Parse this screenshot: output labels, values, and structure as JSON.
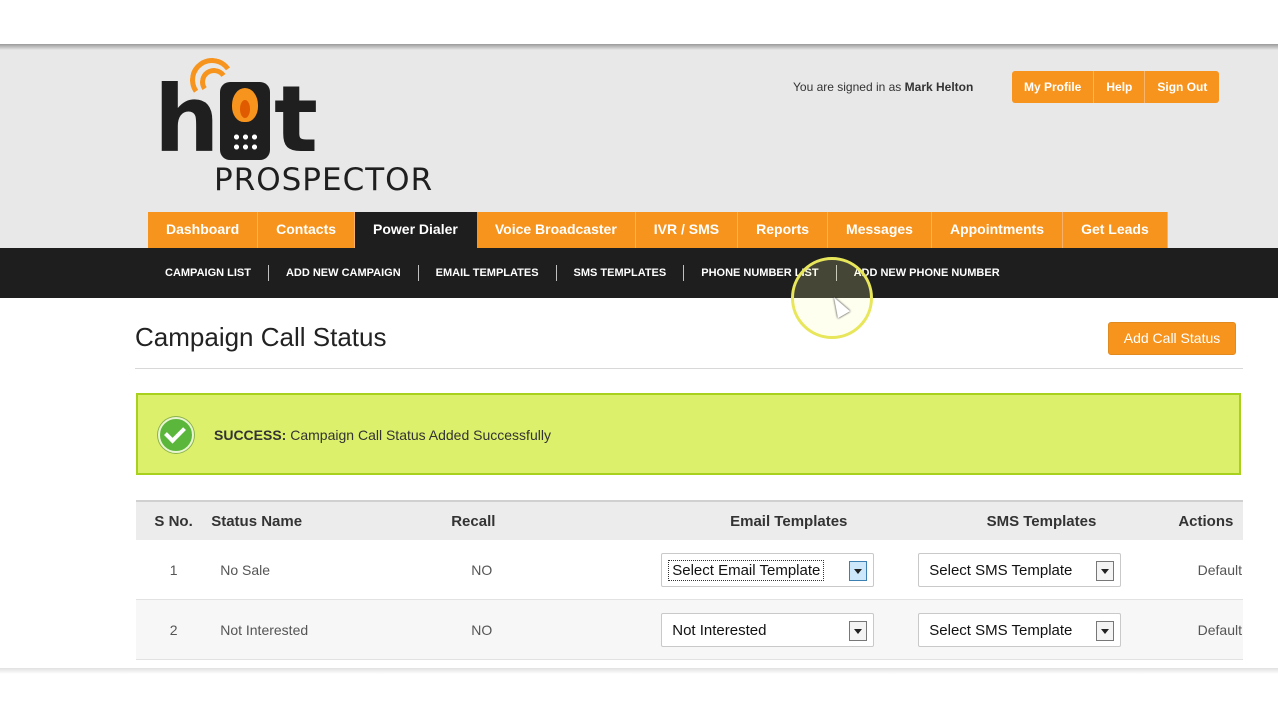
{
  "header": {
    "logo": {
      "word_h": "h",
      "word_t": "t",
      "sub": "PROSPECTOR"
    },
    "signed_in_prefix": "You are signed in as",
    "user_name": "Mark Helton",
    "user_buttons": [
      "My Profile",
      "Help",
      "Sign Out"
    ]
  },
  "main_nav": {
    "tabs": [
      "Dashboard",
      "Contacts",
      "Power Dialer",
      "Voice Broadcaster",
      "IVR / SMS",
      "Reports",
      "Messages",
      "Appointments",
      "Get Leads"
    ],
    "active": "Power Dialer"
  },
  "sub_nav": {
    "items": [
      "CAMPAIGN LIST",
      "ADD NEW CAMPAIGN",
      "EMAIL TEMPLATES",
      "SMS TEMPLATES",
      "PHONE NUMBER LIST",
      "ADD NEW PHONE NUMBER"
    ]
  },
  "page": {
    "title": "Campaign Call Status",
    "add_button": "Add Call Status"
  },
  "alert": {
    "label": "SUCCESS:",
    "message": "Campaign Call Status Added Successfully"
  },
  "table": {
    "headers": [
      "S No.",
      "Status Name",
      "Recall",
      "Email Templates",
      "SMS Templates",
      "Actions"
    ],
    "rows": [
      {
        "sno": "1",
        "name": "No Sale",
        "recall": "NO",
        "email": "Select Email Template",
        "sms": "Select SMS Template",
        "action": "Default"
      },
      {
        "sno": "2",
        "name": "Not Interested",
        "recall": "NO",
        "email": "Not Interested",
        "sms": "Select SMS Template",
        "action": "Default"
      }
    ]
  },
  "colors": {
    "accent": "#f7941d",
    "dark": "#1e1e1e",
    "success_bg": "#ddf06b",
    "success_border": "#a8d11d"
  }
}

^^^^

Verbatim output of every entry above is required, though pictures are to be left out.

→ **TASK SOLUTION**
Parse this screenshot: output labels, values, and structure as JSON.
{
  "header": {
    "logo": {
      "word_h": "h",
      "word_t": "t",
      "sub": "PROSPECTOR"
    },
    "signed_in_prefix": "You are signed in as",
    "user_name": "Mark Helton",
    "user_buttons": [
      "My Profile",
      "Help",
      "Sign Out"
    ]
  },
  "main_nav": {
    "tabs": [
      "Dashboard",
      "Contacts",
      "Power Dialer",
      "Voice Broadcaster",
      "IVR / SMS",
      "Reports",
      "Messages",
      "Appointments",
      "Get Leads"
    ],
    "active": "Power Dialer"
  },
  "sub_nav": {
    "items": [
      "CAMPAIGN LIST",
      "ADD NEW CAMPAIGN",
      "EMAIL TEMPLATES",
      "SMS TEMPLATES",
      "PHONE NUMBER LIST",
      "ADD NEW PHONE NUMBER"
    ]
  },
  "page": {
    "title": "Campaign Call Status",
    "add_button": "Add Call Status"
  },
  "alert": {
    "label": "SUCCESS:",
    "message": "Campaign Call Status Added Successfully"
  },
  "table": {
    "headers": [
      "S No.",
      "Status Name",
      "Recall",
      "Email Templates",
      "SMS Templates",
      "Actions"
    ],
    "rows": [
      {
        "sno": "1",
        "name": "No Sale",
        "recall": "NO",
        "email": "Select Email Template",
        "sms": "Select SMS Template",
        "action": "Default"
      },
      {
        "sno": "2",
        "name": "Not Interested",
        "recall": "NO",
        "email": "Not Interested",
        "sms": "Select SMS Template",
        "action": "Default"
      }
    ]
  },
  "colors": {
    "accent": "#f7941d",
    "dark": "#1e1e1e",
    "success_bg": "#ddf06b",
    "success_border": "#a8d11d"
  }
}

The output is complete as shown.